INFORMATION SHOWN: Begin
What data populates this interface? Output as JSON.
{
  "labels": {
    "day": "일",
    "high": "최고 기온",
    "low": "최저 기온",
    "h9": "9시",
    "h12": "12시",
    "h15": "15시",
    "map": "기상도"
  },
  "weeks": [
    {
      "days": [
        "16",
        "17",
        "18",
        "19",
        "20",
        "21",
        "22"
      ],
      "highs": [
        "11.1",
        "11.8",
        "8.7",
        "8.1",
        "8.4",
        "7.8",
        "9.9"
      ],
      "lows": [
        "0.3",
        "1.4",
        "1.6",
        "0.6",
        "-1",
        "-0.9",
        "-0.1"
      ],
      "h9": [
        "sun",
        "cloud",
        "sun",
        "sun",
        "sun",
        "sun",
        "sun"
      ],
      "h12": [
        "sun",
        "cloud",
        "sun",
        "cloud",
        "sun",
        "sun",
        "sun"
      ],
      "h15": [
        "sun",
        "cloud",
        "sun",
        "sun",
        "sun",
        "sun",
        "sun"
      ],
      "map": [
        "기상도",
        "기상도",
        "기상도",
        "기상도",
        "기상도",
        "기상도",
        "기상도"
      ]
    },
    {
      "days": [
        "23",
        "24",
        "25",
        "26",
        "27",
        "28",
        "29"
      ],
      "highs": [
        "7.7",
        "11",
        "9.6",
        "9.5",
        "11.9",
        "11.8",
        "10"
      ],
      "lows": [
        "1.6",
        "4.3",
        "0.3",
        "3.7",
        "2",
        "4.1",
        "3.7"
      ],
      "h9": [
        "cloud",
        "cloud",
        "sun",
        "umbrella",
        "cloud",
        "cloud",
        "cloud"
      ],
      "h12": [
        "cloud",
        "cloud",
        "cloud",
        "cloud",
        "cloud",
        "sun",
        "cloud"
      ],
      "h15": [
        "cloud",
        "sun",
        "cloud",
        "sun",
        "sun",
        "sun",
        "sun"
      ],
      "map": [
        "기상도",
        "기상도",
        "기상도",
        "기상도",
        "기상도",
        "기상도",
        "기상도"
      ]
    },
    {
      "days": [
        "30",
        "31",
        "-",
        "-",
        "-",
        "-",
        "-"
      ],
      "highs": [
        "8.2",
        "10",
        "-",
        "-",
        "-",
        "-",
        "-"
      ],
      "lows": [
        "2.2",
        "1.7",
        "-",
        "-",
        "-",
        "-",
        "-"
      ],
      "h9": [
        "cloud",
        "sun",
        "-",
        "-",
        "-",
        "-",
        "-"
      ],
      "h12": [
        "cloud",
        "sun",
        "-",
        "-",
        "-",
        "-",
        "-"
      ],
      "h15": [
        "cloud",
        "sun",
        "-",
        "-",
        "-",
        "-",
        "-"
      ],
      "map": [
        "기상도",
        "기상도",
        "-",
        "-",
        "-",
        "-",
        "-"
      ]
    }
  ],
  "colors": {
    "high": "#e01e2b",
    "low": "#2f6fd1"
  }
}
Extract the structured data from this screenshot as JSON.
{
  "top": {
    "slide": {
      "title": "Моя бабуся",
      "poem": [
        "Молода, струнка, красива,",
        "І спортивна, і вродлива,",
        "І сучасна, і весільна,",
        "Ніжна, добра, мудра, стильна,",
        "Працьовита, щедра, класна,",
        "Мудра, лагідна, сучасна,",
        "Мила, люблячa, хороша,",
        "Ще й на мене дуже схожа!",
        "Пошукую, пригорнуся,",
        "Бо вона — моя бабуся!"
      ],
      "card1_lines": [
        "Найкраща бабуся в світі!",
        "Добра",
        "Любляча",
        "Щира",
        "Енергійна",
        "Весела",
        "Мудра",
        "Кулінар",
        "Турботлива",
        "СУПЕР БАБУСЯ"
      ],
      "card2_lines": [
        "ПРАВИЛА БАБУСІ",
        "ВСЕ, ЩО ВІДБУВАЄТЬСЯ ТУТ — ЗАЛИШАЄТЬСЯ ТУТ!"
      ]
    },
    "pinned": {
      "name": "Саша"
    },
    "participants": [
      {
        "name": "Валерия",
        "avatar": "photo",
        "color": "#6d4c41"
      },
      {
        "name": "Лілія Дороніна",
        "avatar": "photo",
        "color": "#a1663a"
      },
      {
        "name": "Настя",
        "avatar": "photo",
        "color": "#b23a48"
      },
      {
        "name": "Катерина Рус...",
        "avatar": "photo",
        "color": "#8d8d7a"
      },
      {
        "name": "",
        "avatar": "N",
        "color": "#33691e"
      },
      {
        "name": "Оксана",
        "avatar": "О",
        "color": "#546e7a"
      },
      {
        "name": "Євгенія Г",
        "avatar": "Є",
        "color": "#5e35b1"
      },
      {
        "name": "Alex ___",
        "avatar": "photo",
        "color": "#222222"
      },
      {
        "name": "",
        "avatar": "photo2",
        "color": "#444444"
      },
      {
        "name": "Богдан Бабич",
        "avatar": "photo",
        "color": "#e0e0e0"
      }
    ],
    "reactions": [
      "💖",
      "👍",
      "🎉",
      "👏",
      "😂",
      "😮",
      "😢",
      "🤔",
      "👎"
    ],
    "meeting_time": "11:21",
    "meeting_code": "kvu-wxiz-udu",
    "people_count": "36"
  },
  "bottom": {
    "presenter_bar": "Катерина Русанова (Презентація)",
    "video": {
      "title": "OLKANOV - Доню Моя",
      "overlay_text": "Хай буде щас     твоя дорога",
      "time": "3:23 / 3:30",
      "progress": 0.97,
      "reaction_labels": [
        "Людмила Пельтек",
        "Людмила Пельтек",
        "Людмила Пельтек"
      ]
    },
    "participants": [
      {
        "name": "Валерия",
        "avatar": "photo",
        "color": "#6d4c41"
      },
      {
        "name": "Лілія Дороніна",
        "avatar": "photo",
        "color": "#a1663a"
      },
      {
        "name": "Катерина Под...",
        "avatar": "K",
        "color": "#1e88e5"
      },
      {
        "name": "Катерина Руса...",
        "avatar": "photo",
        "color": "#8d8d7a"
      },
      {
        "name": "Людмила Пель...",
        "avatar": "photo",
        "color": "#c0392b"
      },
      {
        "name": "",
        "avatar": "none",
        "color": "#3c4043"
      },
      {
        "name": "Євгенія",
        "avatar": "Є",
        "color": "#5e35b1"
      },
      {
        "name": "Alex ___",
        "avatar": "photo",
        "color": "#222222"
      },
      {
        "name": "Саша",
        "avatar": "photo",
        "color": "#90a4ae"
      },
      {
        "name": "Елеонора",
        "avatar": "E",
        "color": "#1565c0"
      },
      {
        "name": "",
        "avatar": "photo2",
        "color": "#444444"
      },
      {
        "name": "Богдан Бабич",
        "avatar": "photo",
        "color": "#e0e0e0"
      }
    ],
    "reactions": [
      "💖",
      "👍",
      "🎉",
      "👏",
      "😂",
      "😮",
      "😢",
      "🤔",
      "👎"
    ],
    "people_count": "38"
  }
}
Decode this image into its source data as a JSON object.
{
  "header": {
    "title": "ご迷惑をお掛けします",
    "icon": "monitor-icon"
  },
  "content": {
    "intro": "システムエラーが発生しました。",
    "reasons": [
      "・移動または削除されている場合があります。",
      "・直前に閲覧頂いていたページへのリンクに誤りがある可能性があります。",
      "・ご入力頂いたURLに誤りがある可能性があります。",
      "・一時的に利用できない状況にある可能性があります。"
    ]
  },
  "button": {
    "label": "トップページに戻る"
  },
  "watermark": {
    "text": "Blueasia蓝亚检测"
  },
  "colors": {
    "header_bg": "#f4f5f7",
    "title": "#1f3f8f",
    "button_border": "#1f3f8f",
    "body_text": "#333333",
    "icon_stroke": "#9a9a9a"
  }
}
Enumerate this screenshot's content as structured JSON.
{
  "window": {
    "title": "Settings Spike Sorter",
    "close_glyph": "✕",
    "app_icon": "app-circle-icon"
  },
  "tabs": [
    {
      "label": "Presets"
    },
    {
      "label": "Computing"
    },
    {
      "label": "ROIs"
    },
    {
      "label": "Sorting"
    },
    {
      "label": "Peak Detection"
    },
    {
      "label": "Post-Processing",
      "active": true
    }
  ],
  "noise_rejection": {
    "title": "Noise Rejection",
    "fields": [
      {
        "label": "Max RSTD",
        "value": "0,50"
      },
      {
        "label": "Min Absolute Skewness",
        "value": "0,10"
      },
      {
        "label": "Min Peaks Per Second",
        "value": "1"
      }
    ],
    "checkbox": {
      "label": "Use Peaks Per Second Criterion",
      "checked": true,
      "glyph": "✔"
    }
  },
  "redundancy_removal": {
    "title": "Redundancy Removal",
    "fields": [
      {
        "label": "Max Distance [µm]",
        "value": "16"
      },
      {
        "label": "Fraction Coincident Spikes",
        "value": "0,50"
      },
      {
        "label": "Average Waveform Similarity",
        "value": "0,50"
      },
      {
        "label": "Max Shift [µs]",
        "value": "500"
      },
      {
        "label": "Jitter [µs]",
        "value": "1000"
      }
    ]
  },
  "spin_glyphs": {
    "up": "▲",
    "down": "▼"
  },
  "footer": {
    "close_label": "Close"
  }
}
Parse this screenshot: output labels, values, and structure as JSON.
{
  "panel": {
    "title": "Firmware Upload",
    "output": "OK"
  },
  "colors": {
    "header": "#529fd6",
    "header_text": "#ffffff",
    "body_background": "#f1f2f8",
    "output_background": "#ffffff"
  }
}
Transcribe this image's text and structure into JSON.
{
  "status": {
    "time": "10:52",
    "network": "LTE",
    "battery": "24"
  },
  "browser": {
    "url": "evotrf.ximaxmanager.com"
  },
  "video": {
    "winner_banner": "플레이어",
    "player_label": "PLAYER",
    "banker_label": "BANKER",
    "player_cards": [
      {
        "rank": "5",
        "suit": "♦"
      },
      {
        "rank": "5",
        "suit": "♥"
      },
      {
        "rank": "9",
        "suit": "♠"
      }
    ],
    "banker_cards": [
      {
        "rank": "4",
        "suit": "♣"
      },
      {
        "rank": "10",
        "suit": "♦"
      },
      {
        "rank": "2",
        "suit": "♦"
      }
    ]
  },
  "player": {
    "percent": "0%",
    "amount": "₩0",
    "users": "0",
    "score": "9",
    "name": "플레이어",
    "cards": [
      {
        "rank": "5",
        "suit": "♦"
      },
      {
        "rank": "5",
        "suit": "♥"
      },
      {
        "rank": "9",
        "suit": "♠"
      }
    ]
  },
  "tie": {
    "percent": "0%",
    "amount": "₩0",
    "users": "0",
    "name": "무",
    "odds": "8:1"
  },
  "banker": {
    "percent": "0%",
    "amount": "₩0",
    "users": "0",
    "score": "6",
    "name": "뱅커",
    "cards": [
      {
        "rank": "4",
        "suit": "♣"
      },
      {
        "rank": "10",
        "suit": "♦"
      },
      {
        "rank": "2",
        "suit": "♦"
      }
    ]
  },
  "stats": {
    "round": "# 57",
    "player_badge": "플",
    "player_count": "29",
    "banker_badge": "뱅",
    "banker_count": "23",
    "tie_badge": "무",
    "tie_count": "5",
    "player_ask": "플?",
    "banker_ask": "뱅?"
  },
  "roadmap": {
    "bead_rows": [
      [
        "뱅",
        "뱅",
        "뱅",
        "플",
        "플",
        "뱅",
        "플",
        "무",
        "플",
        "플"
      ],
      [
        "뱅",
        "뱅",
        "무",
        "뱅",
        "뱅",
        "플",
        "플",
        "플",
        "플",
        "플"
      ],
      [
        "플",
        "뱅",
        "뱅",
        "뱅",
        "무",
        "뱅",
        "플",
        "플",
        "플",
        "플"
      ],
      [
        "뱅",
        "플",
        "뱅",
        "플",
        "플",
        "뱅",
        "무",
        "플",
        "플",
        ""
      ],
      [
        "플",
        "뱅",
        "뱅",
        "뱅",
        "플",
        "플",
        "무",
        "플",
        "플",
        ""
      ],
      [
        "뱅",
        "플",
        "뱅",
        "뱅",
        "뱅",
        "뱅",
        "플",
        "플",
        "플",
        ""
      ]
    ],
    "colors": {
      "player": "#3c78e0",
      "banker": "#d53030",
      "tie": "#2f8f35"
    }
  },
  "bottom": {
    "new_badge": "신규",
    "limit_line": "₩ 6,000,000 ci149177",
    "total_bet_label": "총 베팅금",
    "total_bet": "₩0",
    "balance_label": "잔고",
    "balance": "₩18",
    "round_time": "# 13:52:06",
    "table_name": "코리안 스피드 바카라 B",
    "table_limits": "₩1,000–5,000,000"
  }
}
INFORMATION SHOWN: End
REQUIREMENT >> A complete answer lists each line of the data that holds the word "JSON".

RESPONSE AREA >>
What data populates this interface? Output as JSON.
Extract the structured data from this screenshot as JSON.
Decode this image into its source data as a JSON object.
Enumerate this screenshot's content as structured JSON.
Parse this screenshot: output labels, values, and structure as JSON.
Transcribe this image's text and structure into JSON.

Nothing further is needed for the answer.